_What to produce_
From the first line to the last, give the records again exactly and skip the pictures.

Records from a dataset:
↓

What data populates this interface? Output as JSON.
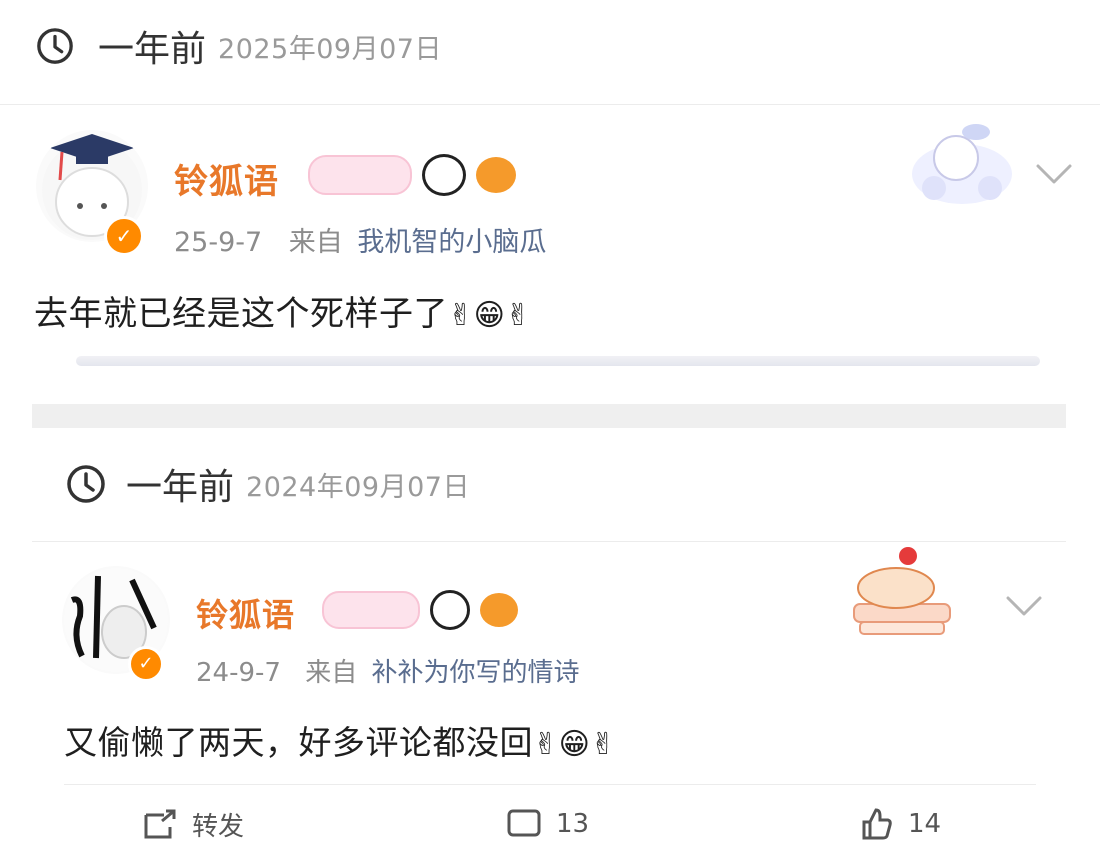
{
  "post1": {
    "time_ago": "一年前",
    "date": "2025年09月07日",
    "user_name": "铃狐语",
    "time": "25-9-7",
    "from_label": "来自",
    "source": "我机智的小脑瓜",
    "text": "去年就已经是这个死样子了",
    "trailing_emojis": [
      "✌",
      "😁",
      "✌"
    ]
  },
  "post2": {
    "time_ago": "一年前",
    "date": "2024年09月07日",
    "user_name": "铃狐语",
    "time": "24-9-7",
    "from_label": "来自",
    "source": "补补为你写的情诗",
    "text": "又偷懒了两天，好多评论都没回",
    "trailing_emojis": [
      "✌",
      "😁",
      "✌"
    ]
  },
  "actions": {
    "repost_label": "转发",
    "comment_count": "13",
    "like_count": "14"
  },
  "colors": {
    "name_orange": "#e8782a",
    "source_blue": "#5a6d8f",
    "meta_gray": "#8c8c8c",
    "badge_orange": "#ff8a00"
  }
}
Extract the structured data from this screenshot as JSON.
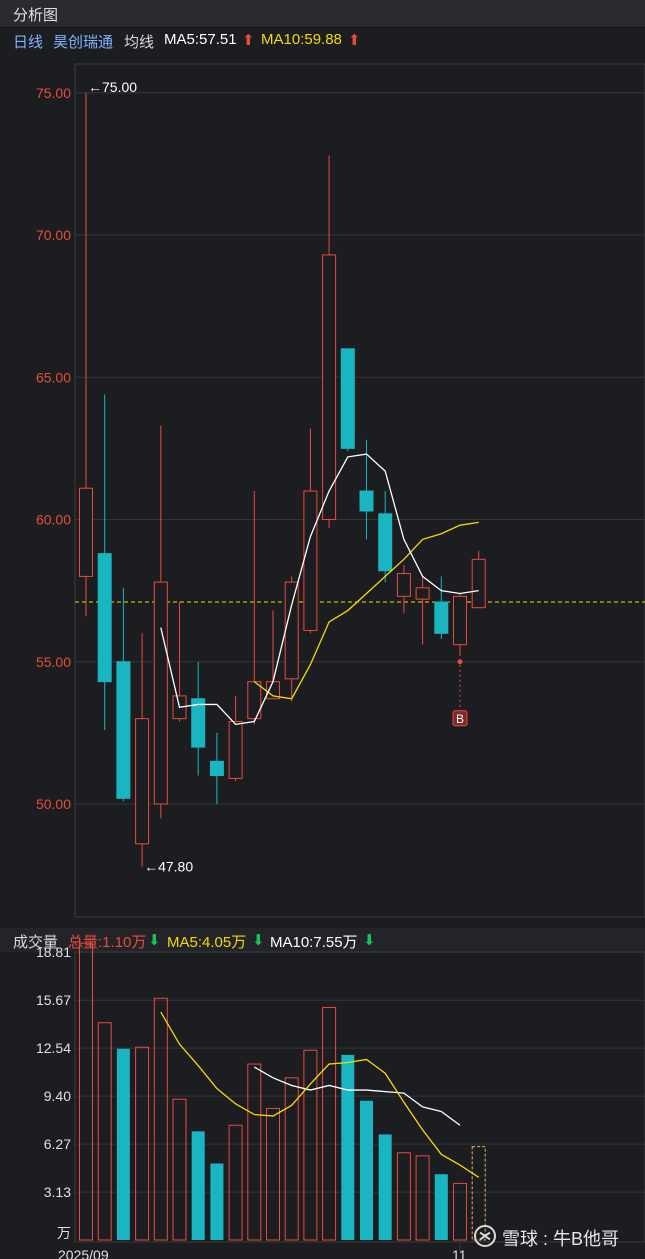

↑

_Reply to the task_
What data populates this interface? Output as JSON.
{
  "post1": {
    "time_ago": "一年前",
    "date": "2025年09月07日",
    "user_name": "铃狐语",
    "time": "25-9-7",
    "from_label": "来自",
    "source": "我机智的小脑瓜",
    "text": "去年就已经是这个死样子了",
    "trailing_emojis": [
      "✌",
      "😁",
      "✌"
    ]
  },
  "post2": {
    "time_ago": "一年前",
    "date": "2024年09月07日",
    "user_name": "铃狐语",
    "time": "24-9-7",
    "from_label": "来自",
    "source": "补补为你写的情诗",
    "text": "又偷懒了两天，好多评论都没回",
    "trailing_emojis": [
      "✌",
      "😁",
      "✌"
    ]
  },
  "actions": {
    "repost_label": "转发",
    "comment_count": "13",
    "like_count": "14"
  },
  "colors": {
    "name_orange": "#e8782a",
    "source_blue": "#5a6d8f",
    "meta_gray": "#8c8c8c",
    "badge_orange": "#ff8a00"
  }
}
Extract the structured data from this screenshot as JSON.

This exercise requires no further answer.